Starting this Spring, Kathy Hadley of Freeborn & Hadley Family Farms will be the new president of Oregon Aglink for 2023. Alongside her work with Polk County and Oregon Farm Bureaus, Young Farmers & Ranchers, and various commodity associations, Hadley is stepping into her new role at Oregon Aglink with lots of excitement to connect Oregonians with their local farmers.
Q: What’s your background in Oregon and agriculture?
A: My dad’s family farmed in Kansas before coming out to Oregon and purchasing the main “home place” in the 1960s. My mom grew up on a family farm near Eugene where I-5 and Beltline freeways cross today.
Once I was out of diapers, I was pretty much my Dad’s sidekick – I really appreciate that to him it didn’t matter that I wasnt a boy – I got to “help him” with farm stuff, go fishing together, etc. As I got older, I loved getting increasing responsibilities with the farm work. Probably my favorite childhood farm memory is the hay “forts” Dad would build me to ride in down to the back pasture to feed the cows.

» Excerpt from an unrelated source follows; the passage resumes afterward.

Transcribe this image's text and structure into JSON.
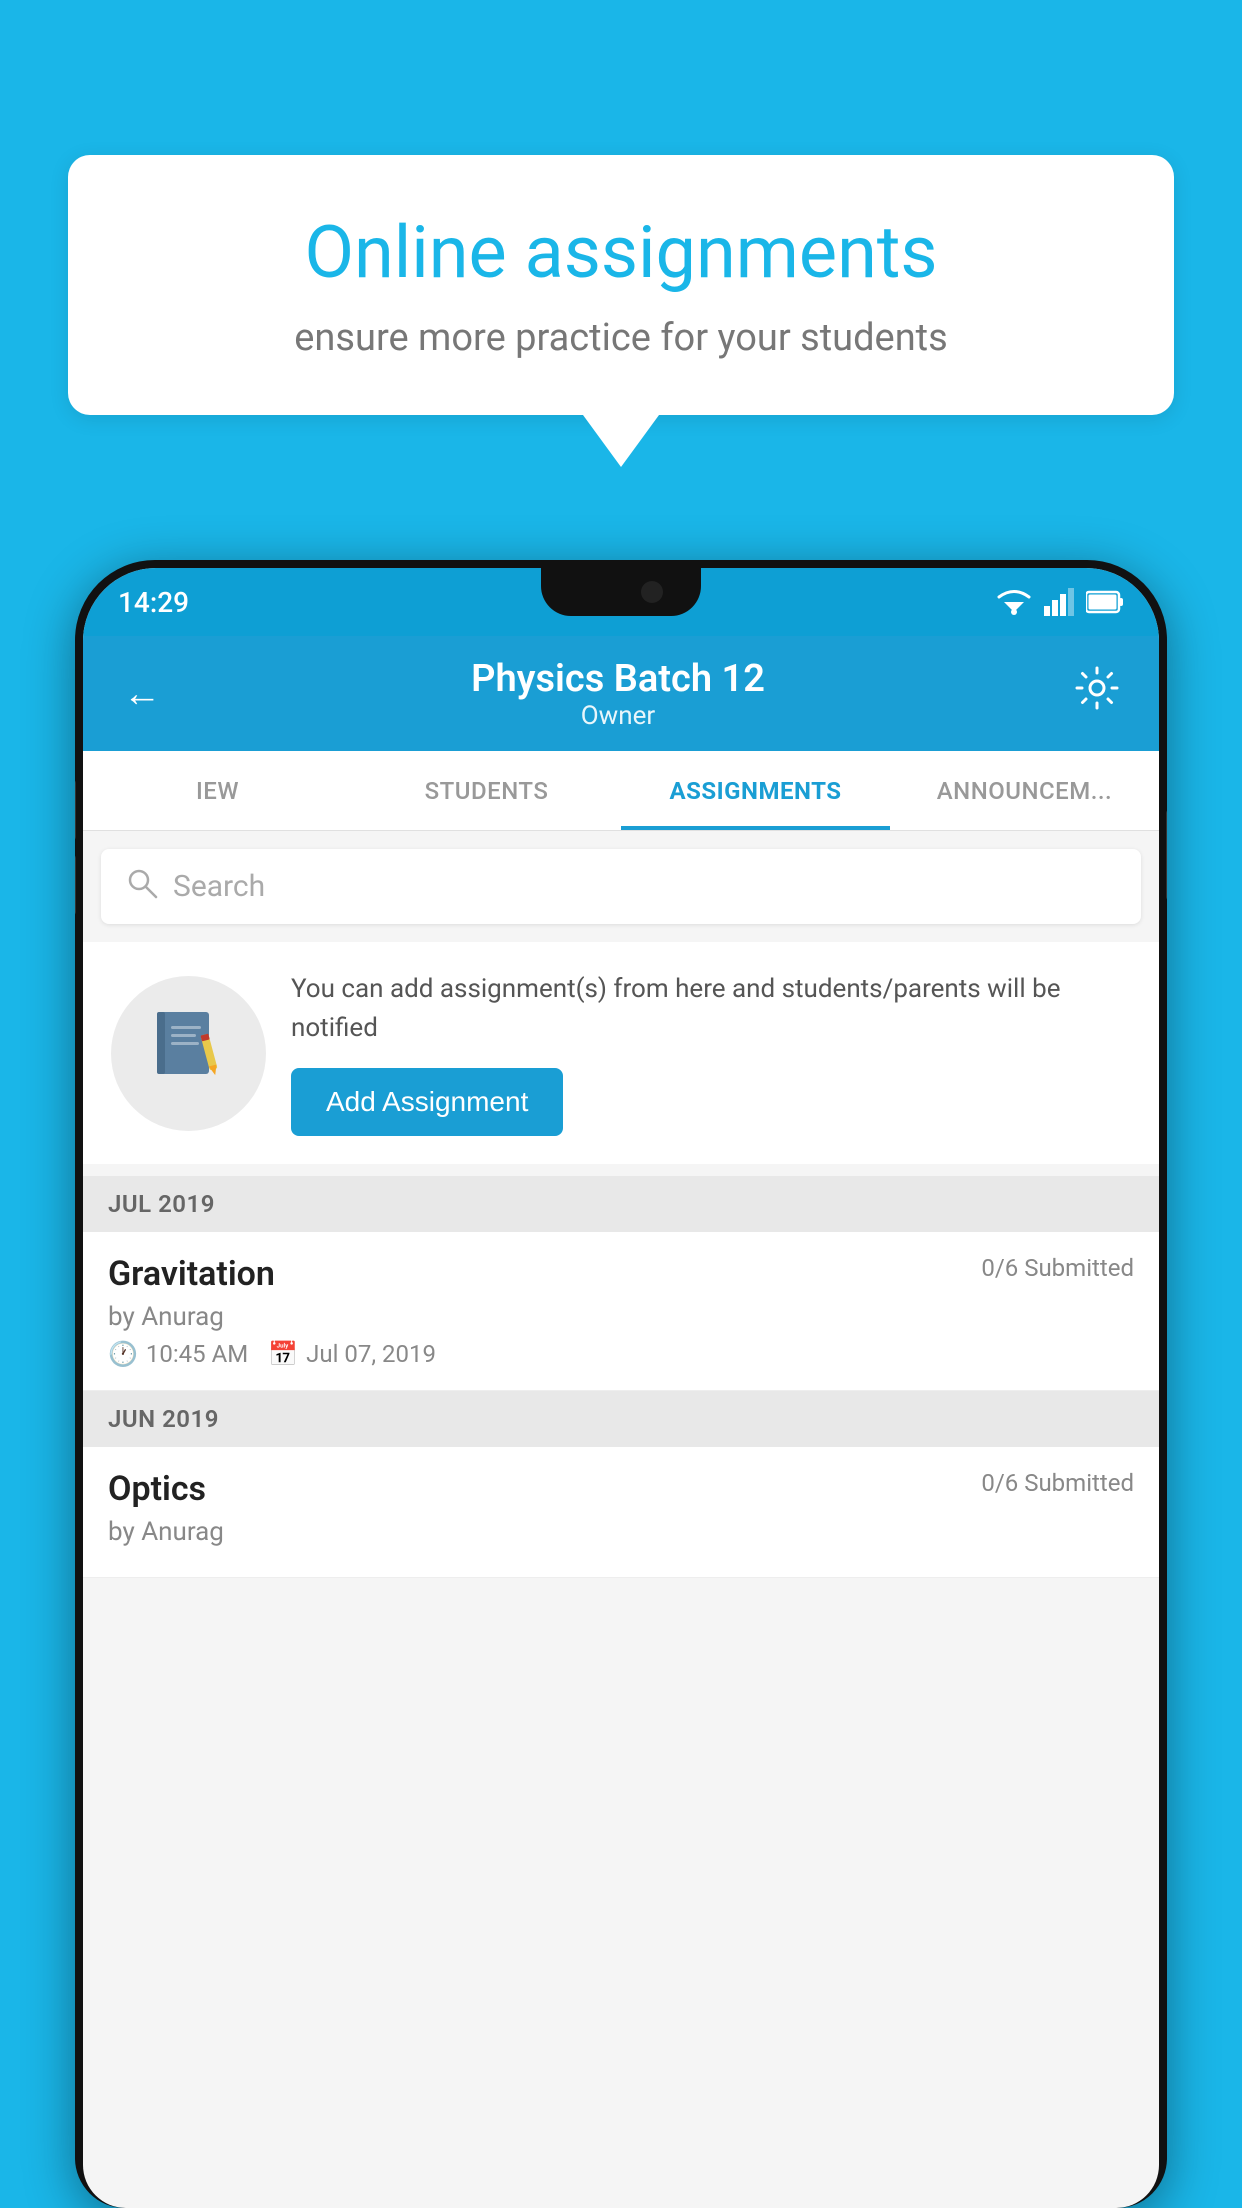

I became very involved with 4-H and then FFA, where I was able to rent some land we hadn’t previously farmed for my project. This gave me in-depth production experience as a teen, and I was the only kid in my senior year Personal Finance course to not only know what an IRA was, but already have one! My FFA efforts earned me the State Star Farmer recognition my senior year.
I decided to attend OSU so I could continue farming with my Dad. I was in the University Honors College and a member of the Women’s Rowing Team. I graduated with a double major in Ag Business Management and Ag & Resource Economics, as well as minors in Crop Science and Natural Resource & Environmental Law & Policy. I also completed a Masters in Agriculture because honestly, I had another year of NCAA eligibility and wanted to keep rowing!
Q: What does your life look like today?
Today, I run my family farm with my Dad near Rickreall raising a variety of crops including several species of grass seed, canola, wheat, oats, alfalfa, turnips, and beef cattle. I also joined another family farm when I married my husband Troy. Today, he and I run that operation in the Silverton Hills near Drakes Crossing, raising fine fescue, oats, canola and beef cattle. As my kids have gotten bigger, I have loved the times when we have all three current generations out working in the same field or on the same project.
Q: How did you get involved with Oregon Aglink?
I knew what Oregon Aglink was, but honestly I didn’t know that much about the organization prior to attending the Denim & Diamonds event around ten years ago. After that, I was approached by Geoff Horning, the Executive Director at that time, about joining the board. I had been wanting to do more ag education work through Farm Bureau, which I’m also involved in, so when I had lunch with Geoff and he slid over a brochure that had the words “Promotion & Education” on the cover, I was sold. I have loved working with such a dedicated staff that shows so much appreciation for you just passing along ideas and feedback, and even more so appreciates you for actually volunteering time.
Q: How do you connect your hopes for the future with the work you’ll do this year?
I want to make sure my kids will have the same opportunities as I did to be involved with Oregon agriculture in the future. They’ll be the fourth and sixth generations to work on the two farms in our family. Connecting with the 98% of people who don’t actively farm, helping them understand and value our industry, is the best way to do that.
I want to do anything I can to help raise Oregon Aglink’s ability to connect with and educate those who live and work outside of farming.